LabelEMI Columbia (UK)
Tower (US)
Songwriter(s)Roger Waters
Producer(s)Pink Floyd
Soundtrack from the Film More track listing

"Cymbaline" is a Pink Floyd song from the album Soundtrack from the Film More.[1][2]

Lyrics[edit]

Its lyrics vividly tell the tale of a "nightmare", which was the title of the song when it was first introduced in Floyd's The Man and The Journey Tour shows. The lyrics include a reference to the character Doctor Strange, who was popular at the time due to the psychedelic nature of his adventures.

Recording[edit]

The recording of "Cymbaline" on the album is different from the one in the film (the latter version is heard on a record player in a bedroom). The vocals are a different take, though both versions are sung by David Gilmour. The lyrics are also different in one place.

The song features a sparse arrangement of nylon-string guitar, bass, piano, drums, bongos, and Farfisa organ entering when Gilmour does a scat solo.

The Pink Floyd website credits the woodwind parts (tin whistle or flute) to Nick Mason's wife, Lindy Mason.[3]

Pink Floyd played "Cymbaline" from early 1969 until their last show of 1971, and it was the longest-surviving More piece in the band's live shows. It was dropped from their act along with "Fat Old Sun" and "The Embryo" when they began performing early versions of The Dark Side of the Moon.

Live performances[edit]

When the band performed the song live, they made the following changes to the song:

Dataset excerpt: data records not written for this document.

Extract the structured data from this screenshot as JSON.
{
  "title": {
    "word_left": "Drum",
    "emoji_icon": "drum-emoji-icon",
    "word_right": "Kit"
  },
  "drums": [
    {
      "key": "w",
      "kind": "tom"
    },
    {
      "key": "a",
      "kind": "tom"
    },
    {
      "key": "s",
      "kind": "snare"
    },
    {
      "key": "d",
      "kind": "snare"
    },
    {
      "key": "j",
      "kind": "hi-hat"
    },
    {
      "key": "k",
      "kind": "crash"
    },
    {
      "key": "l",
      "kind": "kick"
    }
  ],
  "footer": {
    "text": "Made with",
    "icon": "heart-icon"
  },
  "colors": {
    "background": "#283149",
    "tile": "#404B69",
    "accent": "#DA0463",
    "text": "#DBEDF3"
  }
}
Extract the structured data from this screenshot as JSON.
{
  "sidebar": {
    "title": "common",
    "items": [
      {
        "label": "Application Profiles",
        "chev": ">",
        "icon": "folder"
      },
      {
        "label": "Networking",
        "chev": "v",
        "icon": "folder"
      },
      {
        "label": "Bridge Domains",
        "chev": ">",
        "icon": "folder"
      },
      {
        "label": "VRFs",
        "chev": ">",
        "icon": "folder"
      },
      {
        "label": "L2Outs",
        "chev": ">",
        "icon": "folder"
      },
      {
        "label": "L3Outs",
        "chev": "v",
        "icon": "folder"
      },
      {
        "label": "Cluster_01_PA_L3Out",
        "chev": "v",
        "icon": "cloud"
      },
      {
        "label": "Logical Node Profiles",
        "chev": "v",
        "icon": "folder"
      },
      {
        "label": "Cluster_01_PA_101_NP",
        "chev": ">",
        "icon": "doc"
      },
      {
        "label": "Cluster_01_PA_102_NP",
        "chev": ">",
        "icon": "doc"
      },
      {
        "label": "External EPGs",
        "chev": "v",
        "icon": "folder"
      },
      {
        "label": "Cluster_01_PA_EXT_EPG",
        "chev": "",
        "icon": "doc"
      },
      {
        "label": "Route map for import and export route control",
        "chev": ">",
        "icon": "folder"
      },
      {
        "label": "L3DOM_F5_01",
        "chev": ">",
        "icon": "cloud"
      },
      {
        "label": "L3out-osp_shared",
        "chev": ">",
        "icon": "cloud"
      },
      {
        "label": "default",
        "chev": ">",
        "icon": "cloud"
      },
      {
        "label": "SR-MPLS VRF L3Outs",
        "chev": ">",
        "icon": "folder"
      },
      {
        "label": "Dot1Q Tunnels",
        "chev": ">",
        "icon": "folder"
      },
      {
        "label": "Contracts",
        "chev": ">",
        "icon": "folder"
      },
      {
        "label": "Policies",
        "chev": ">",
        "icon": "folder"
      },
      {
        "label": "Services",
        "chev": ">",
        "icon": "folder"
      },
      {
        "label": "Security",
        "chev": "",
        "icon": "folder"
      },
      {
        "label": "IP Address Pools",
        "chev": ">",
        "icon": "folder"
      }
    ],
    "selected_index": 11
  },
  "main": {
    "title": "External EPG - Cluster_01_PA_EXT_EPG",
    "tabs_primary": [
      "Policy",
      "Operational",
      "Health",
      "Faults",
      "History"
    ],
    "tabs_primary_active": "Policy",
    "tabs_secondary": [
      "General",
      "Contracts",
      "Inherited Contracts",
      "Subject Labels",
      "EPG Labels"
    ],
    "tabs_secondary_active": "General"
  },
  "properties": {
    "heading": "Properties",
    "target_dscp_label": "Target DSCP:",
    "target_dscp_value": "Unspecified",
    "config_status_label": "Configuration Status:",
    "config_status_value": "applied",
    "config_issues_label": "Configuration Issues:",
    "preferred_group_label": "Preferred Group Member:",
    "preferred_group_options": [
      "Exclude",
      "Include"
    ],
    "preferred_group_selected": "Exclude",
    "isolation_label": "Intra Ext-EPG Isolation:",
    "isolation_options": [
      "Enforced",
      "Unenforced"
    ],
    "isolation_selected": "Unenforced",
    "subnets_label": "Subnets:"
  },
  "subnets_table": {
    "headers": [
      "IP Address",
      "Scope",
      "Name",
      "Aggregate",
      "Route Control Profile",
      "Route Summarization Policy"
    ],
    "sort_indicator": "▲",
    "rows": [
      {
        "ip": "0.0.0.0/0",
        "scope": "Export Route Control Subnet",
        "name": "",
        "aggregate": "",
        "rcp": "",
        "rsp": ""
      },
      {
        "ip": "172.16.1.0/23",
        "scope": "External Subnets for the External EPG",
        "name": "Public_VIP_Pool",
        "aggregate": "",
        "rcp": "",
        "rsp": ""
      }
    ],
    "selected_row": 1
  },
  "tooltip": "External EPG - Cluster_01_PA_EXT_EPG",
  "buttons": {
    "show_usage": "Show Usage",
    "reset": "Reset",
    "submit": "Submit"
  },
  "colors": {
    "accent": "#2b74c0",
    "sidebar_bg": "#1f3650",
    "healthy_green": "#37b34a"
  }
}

  • The pace of the song was slower and more deliberate, creating an even more sombre atmosphere than the studio version.
  • Richard Wright almost always used Farfisa organ in place of piano (the exception being their performance at KQED studios in San Francisco on April 29, 1970, in which the studio had a piano for Wright to utilize).
  • David Gilmour played electric guitar and performed a guitar solo over where the scat solo occurred in the song.
  • In the spring of 1970, the key of the fadeout section was changed from E-minor to B-minor. During this section, Roger Waters would bang a gong instead of bongos as the music faded away. After the B-minor section, the band presented a selection of sound effects such as footsteps and creaking doors, courtesy of the Azimuth Co-ordinator they employed on stage. The effects represented the "nightmare", which would conclude with the sound of a loud explosion. Thanks to the panning sounds created by the Azimuth Co-ordinator, the sounds would surround the audience and the footsteps would move from left to right through the back of the venue.
  • By mid-1969/early 1970, the band would follow the instrumental and/or sound effects section with a repeat of the third verse ("The lines converging where you stand...").

Personnel[edit]

Covers[edit]

The song has been covered by fellow English space rock band Hawkwind. The 1996 CD reissue version of their eponymous debut album (1970) includes "Cymbaline" as track 13, in the bonus tracks section.[4]

References[edit]

  1. ^ Strong, Martin C. (2004). The Great Rock Discography (7th ed.). Edinburgh: Canongate Books. p. 1177. ISBN 1-84195-551-5.
  2. ^ Mabbett, Andy (1995). The Complete Guide to the Music of Pink Floyd. London: Omnibus Press. ISBN 0-7119-4301-X.
  3. ^ "Musicians (Studio)". Pink Floyd Music (1987) Limited. Retrieved 26 January 2019.
  4. ^ "Hawkwind - Hawkwind". Discogs. Retrieved 8 August 2017.

External links[edit]